(Stored data entries)
☆ ☆ ☆ ☆

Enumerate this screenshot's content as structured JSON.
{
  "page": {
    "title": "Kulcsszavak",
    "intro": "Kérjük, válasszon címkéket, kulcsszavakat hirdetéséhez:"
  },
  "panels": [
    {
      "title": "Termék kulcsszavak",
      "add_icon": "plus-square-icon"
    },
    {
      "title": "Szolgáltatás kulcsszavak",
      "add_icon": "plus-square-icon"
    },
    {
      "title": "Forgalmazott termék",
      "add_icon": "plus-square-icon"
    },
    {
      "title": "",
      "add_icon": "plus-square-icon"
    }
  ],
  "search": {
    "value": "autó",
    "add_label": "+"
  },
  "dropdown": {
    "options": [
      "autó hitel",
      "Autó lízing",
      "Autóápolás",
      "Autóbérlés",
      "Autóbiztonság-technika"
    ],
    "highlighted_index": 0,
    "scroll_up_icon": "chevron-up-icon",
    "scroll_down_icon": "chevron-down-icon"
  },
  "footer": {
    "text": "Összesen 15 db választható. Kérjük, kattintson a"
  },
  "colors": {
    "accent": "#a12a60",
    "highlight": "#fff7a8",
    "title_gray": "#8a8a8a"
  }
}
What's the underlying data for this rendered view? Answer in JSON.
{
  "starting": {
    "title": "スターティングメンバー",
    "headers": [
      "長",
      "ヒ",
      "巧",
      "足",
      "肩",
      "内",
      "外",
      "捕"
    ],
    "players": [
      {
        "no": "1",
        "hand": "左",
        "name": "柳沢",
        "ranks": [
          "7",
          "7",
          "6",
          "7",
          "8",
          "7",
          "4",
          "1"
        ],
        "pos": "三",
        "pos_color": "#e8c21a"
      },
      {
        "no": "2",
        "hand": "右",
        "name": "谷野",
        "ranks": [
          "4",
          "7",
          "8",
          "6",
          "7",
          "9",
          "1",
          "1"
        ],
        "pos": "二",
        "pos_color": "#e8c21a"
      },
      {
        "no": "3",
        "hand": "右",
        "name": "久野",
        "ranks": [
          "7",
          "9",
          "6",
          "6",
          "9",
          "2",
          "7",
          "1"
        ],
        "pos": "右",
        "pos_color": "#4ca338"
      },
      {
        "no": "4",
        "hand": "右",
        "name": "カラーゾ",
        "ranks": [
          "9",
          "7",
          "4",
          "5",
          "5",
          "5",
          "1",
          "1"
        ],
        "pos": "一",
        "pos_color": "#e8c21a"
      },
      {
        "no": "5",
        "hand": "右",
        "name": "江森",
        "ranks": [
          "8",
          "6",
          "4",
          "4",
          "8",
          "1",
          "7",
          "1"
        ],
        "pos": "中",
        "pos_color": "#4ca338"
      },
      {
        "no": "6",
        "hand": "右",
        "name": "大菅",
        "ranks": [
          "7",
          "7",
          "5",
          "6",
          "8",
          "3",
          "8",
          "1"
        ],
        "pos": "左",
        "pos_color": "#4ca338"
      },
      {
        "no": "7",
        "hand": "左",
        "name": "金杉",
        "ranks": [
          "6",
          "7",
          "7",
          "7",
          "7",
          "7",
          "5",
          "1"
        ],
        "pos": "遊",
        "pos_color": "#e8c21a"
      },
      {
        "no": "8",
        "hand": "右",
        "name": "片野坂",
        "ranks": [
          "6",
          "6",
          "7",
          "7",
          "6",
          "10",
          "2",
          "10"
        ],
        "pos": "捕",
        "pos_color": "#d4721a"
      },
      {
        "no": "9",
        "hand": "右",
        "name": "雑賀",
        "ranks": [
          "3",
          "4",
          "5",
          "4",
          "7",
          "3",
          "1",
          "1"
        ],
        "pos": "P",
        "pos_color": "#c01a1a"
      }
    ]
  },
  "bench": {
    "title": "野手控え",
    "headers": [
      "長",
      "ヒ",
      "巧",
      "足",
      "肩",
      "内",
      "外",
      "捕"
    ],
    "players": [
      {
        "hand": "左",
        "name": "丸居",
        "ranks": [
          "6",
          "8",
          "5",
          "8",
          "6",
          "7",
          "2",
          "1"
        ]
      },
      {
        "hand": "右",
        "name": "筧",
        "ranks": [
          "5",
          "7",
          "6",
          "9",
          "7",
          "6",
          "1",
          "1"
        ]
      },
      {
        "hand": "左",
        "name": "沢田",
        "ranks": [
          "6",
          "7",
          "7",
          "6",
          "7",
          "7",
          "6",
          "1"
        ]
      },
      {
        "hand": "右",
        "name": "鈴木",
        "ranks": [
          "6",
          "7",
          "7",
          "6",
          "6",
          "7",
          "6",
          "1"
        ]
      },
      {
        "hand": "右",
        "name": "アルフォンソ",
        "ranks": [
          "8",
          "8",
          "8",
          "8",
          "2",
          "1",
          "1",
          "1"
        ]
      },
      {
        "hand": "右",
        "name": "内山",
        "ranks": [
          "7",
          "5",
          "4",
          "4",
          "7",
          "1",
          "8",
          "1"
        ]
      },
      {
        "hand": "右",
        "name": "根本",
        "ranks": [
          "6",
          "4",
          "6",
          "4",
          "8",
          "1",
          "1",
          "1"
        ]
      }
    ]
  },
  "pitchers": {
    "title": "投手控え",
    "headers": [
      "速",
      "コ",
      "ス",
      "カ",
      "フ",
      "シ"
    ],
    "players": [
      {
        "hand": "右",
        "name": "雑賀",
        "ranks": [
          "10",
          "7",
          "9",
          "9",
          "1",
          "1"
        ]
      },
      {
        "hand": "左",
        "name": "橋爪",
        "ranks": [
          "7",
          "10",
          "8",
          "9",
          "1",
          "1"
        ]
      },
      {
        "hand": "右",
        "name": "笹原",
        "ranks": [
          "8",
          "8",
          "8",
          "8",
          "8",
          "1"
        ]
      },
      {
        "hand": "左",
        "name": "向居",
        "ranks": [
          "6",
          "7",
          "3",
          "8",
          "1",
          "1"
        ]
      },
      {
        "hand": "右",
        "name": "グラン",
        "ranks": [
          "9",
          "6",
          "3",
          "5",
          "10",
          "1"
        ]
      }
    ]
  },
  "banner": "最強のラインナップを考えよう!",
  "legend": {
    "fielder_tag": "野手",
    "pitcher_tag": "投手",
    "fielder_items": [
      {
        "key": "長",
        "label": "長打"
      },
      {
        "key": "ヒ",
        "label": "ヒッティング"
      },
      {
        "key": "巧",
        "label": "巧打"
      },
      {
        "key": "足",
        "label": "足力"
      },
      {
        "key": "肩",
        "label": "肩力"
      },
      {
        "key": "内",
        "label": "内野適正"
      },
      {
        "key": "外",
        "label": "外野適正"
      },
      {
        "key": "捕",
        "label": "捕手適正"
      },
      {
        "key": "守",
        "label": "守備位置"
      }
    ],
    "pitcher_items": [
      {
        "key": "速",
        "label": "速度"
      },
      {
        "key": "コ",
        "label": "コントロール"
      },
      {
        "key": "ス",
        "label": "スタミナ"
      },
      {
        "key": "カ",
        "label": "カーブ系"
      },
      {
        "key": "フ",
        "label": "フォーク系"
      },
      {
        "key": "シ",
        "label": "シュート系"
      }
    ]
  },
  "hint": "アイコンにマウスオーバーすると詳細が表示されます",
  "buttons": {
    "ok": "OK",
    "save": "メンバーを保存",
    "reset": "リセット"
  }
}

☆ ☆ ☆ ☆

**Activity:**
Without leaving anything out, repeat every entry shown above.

**Solved problem:**
Enumerate this screenshot's content as structured JSON.
{
  "page": {
    "title": "Kulcsszavak",
    "intro": "Kérjük, válasszon címkéket, kulcsszavakat hirdetéséhez:"
  },
  "panels": [
    {
      "title": "Termék kulcsszavak",
      "add_icon": "plus-square-icon"
    },
    {
      "title": "Szolgáltatás kulcsszavak",
      "add_icon": "plus-square-icon"
    },
    {
      "title": "Forgalmazott termék",
      "add_icon": "plus-square-icon"
    },
    {
      "title": "",
      "add_icon": "plus-square-icon"
    }
  ],
  "search": {
    "value": "autó",
    "add_label": "+"
  },
  "dropdown": {
    "options": [
      "autó hitel",
      "Autó lízing",
      "Autóápolás",
      "Autóbérlés",
      "Autóbiztonság-technika"
    ],
    "highlighted_index": 0,
    "scroll_up_icon": "chevron-up-icon",
    "scroll_down_icon": "chevron-down-icon"
  },
  "footer": {
    "text": "Összesen 15 db választható. Kérjük, kattintson a"
  },
  "colors": {
    "accent": "#a12a60",
    "highlight": "#fff7a8",
    "title_gray": "#8a8a8a"
  }
}
What's the underlying data for this rendered view? Answer in JSON.
{
  "starting": {
    "title": "スターティングメンバー",
    "headers": [
      "長",
      "ヒ",
      "巧",
      "足",
      "肩",
      "内",
      "外",
      "捕"
    ],
    "players": [
      {
        "no": "1",
        "hand": "左",
        "name": "柳沢",
        "ranks": [
          "7",
          "7",
          "6",
          "7",
          "8",
          "7",
          "4",
          "1"
        ],
        "pos": "三",
        "pos_color": "#e8c21a"
      },
      {
        "no": "2",
        "hand": "右",
        "name": "谷野",
        "ranks": [
          "4",
          "7",
          "8",
          "6",
          "7",
          "9",
          "1",
          "1"
        ],
        "pos": "二",
        "pos_color": "#e8c21a"
      },
      {
        "no": "3",
        "hand": "右",
        "name": "久野",
        "ranks": [
          "7",
          "9",
          "6",
          "6",
          "9",
          "2",
          "7",
          "1"
        ],
        "pos": "右",
        "pos_color": "#4ca338"
      },
      {
        "no": "4",
        "hand": "右",
        "name": "カラーゾ",
        "ranks": [
          "9",
          "7",
          "4",
          "5",
          "5",
          "5",
          "1",
          "1"
        ],
        "pos": "一",
        "pos_color": "#e8c21a"
      },
      {
        "no": "5",
        "hand": "右",
        "name": "江森",
        "ranks": [
          "8",
          "6",
          "4",
          "4",
          "8",
          "1",
          "7",
          "1"
        ],
        "pos": "中",
        "pos_color": "#4ca338"
      },
      {
        "no": "6",
        "hand": "右",
        "name": "大菅",
        "ranks": [
          "7",
          "7",
          "5",
          "6",
          "8",
          "3",
          "8",
          "1"
        ],
        "pos": "左",
        "pos_color": "#4ca338"
      },
      {
        "no": "7",
        "hand": "左",
        "name": "金杉",
        "ranks": [
          "6",
          "7",
          "7",
          "7",
          "7",
          "7",
          "5",
          "1"
        ],
        "pos": "遊",
        "pos_color": "#e8c21a"
      },
      {
        "no": "8",
        "hand": "右",
        "name": "片野坂",
        "ranks": [
          "6",
          "6",
          "7",
          "7",
          "6",
          "10",
          "2",
          "10"
        ],
        "pos": "捕",
        "pos_color": "#d4721a"
      },
      {
        "no": "9",
        "hand": "右",
        "name": "雑賀",
        "ranks": [
          "3",
          "4",
          "5",
          "4",
          "7",
          "3",
          "1",
          "1"
        ],
        "pos": "P",
        "pos_color": "#c01a1a"
      }
    ]
  },
  "bench": {
    "title": "野手控え",
    "headers": [
      "長",
      "ヒ",
      "巧",
      "足",
      "肩",
      "内",
      "外",
      "捕"
    ],
    "players": [
      {
        "hand": "左",
        "name": "丸居",
        "ranks": [
          "6",
          "8",
          "5",
          "8",
          "6",
          "7",
          "2",
          "1"
        ]
      },
      {
        "hand": "右",
        "name": "筧",
        "ranks": [
          "5",
          "7",
          "6",
          "9",
          "7",
          "6",
          "1",
          "1"
        ]
      },
      {
        "hand": "左",
        "name": "沢田",
        "ranks": [
          "6",
          "7",
          "7",
          "6",
          "7",
          "7",
          "6",
          "1"
        ]
      },
      {
        "hand": "右",
        "name": "鈴木",
        "ranks": [
          "6",
          "7",
          "7",
          "6",
          "6",
          "7",
          "6",
          "1"
        ]
      },
      {
        "hand": "右",
        "name": "アルフォンソ",
        "ranks": [
          "8",
          "8",
          "8",
          "8",
          "2",
          "1",
          "1",
          "1"
        ]
      },
      {
        "hand": "右",
        "name": "内山",
        "ranks": [
          "7",
          "5",
          "4",
          "4",
          "7",
          "1",
          "8",
          "1"
        ]
      },
      {
        "hand": "右",
        "name": "根本",
        "ranks": [
          "6",
          "4",
          "6",
          "4",
          "8",
          "1",
          "1",
          "1"
        ]
      }
    ]
  },
  "pitchers": {
    "title": "投手控え",
    "headers": [
      "速",
      "コ",
      "ス",
      "カ",
      "フ",
      "シ"
    ],
    "players": [
      {
        "hand": "右",
        "name": "雑賀",
        "ranks": [
          "10",
          "7",
          "9",
          "9",
          "1",
          "1"
        ]
      },
      {
        "hand": "左",
        "name": "橋爪",
        "ranks": [
          "7",
          "10",
          "8",
          "9",
          "1",
          "1"
        ]
      },
      {
        "hand": "右",
        "name": "笹原",
        "ranks": [
          "8",
          "8",
          "8",
          "8",
          "8",
          "1"
        ]
      },
      {
        "hand": "左",
        "name": "向居",
        "ranks": [
          "6",
          "7",
          "3",
          "8",
          "1",
          "1"
        ]
      },
      {
        "hand": "右",
        "name": "グラン",
        "ranks": [
          "9",
          "6",
          "3",
          "5",
          "10",
          "1"
        ]
      }
    ]
  },
  "banner": "最強のラインナップを考えよう!",
  "legend": {
    "fielder_tag": "野手",
    "pitcher_tag": "投手",
    "fielder_items": [
      {
        "key": "長",
        "label": "長打"
      },
      {
        "key": "ヒ",
        "label": "ヒッティング"
      },
      {
        "key": "巧",
        "label": "巧打"
      },
      {
        "key": "足",
        "label": "足力"
      },
      {
        "key": "肩",
        "label": "肩力"
      },
      {
        "key": "内",
        "label": "内野適正"
      },
      {
        "key": "外",
        "label": "外野適正"
      },
      {
        "key": "捕",
        "label": "捕手適正"
      },
      {
        "key": "守",
        "label": "守備位置"
      }
    ],
    "pitcher_items": [
      {
        "key": "速",
        "label": "速度"
      },
      {
        "key": "コ",
        "label": "コントロール"
      },
      {
        "key": "ス",
        "label": "スタミナ"
      },
      {
        "key": "カ",
        "label": "カーブ系"
      },
      {
        "key": "フ",
        "label": "フォーク系"
      },
      {
        "key": "シ",
        "label": "シュート系"
      }
    ]
  },
  "hint": "アイコンにマウスオーバーすると詳細が表示されます",
  "buttons": {
    "ok": "OK",
    "save": "メンバーを保存",
    "reset": "リセット"
  }
}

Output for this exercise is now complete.